One of the practice areas within Wakefly is implementing Content Management Systems (CMS). Almost 99% of all our website clients (re)launch their websites using a CMS. As a Company whose principals have been implementing CMS platforms for over 10 years, you can say our background with identifying a good CMS from an ok/poor one is pretty solid. So what are some of the attributes of a good CMS. Before discussing some of these attributes, maybe I should take a step back and discuss what is a Content Management System?
“A Content Management System is a software platform that allows content authors to create, edit, manage, and publish content content to your website. The website could be your public facing consumer website, your employee Intranet, or your secured customer website.”
While selecting a CMS, there are both business and technical criteria to keep in mind. I am going to use this article to discuss some of the broad criteria to keep in mind, a followup article to discuss technical (functionality) criteria to keep in mind, and a series of articles discussing some of the Content Management Systems we have used and implemented for our clients.
CMS packages are offered in various licencing models such as:
- Domain: The cost is by URL (e.g. http://www.wakefly.com). You can use the CMS package to manage any content around a selected URL.
- # of Users: The cost if by the number of content authors (e.g. 10 content authors), who can login to the CMS and manage content. In most cases, this is still combined with the Domain i.e. # of Users who can manage content across a specific URL.
- # of Servers: This is basically a server license, which allows you to have as many sites (URL’s) and as many content authors as long as long as all sites are being hosted on a specific server. If you are planning on having a web farm of multiple servers (for load balance and redundancy), then in many cases it requires an additional server license.
- Open Source: There are several open source CMS packages in the market and the obvious benefit is the licensing model (can’t beat $0!)
As a marketer or business owner, the exact licensing model to be picked depends on whether you have a need for CMS vendor support (eliminating open source), number of sites you want to manage with a CMS (>3 sites usually would lean towards a server license from a cost standpoint), and number of content authors (<5 content authors would be a Domain and/or # of Users licensing package; the exact one really depends on the functionality offered by the respective CMS).
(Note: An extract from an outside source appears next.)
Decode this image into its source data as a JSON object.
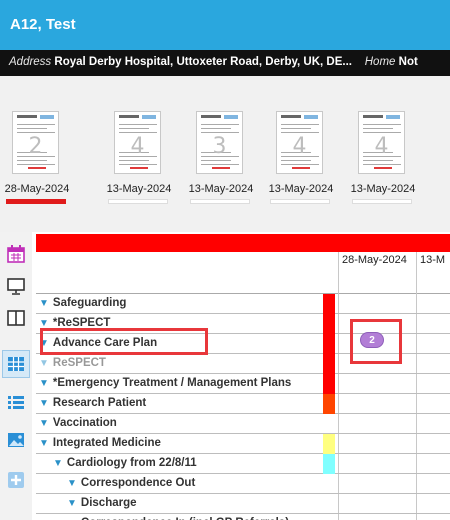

There isn’t a good attribute as such from a Licensing standpoint. Each CMS package has its own reasoning for their respective licensing model. Our recommendation is to be aware of the different options and assess their alignment with your internal goals, both current and future, in order to make a decion that will meet your needs today and scale for the future.
With platform we refer to the operating system and application server requirements. The different flavors include:
- Windows Server, Asp.Net, Internet Information Server and Sql Server
- Windows Server, Php, MySql
- Linux, Apache, Php/Perl/Python, MySql
- Tomcat/JBoss with Java
- (Many others)
The platform you end up picking is quite often determined by your internal IT requirements. E.g. your IT staff may have experience only with Windows. One point to keep in mind is making a decision on a platform by taking both marketing and IT requirements into consideration. If it is a pure IT decision then in the long run, marketing usually is unhappy with the CMS (lack of features, functionality, etc).
From our standpoint, IT requirements should be taken into consideration while picking a platform but it should not be the driving force behind the decision. A combination of Platform and Functionality should be used together.
Openness and Integration:
With openness and integration, we are referring to the CMS offering an open architecture and API in order to integrate with external systems. External systems could be enterprise document management systems,
eCommerce payment gateways, and external databases. A good CMS offers an API (Application Programming Interface) that is rich with options and is also well documented. The API allows you to import data into the
system (in case you are migrating from a legacy CMS to a more current one), export data (when your CMS forms need to pass data to your CRM e.g. salesforce.com), and process transactions (e.g. process eCommerce
With functionality we are referring to all the features available in the CMS. A follow up article will be published next week describing all the possible features one can expect in a good CMS.
If you have any questions around picking the right CMS package, feel free to contact us at anytime or email me at jmahtani@wakefly dot com.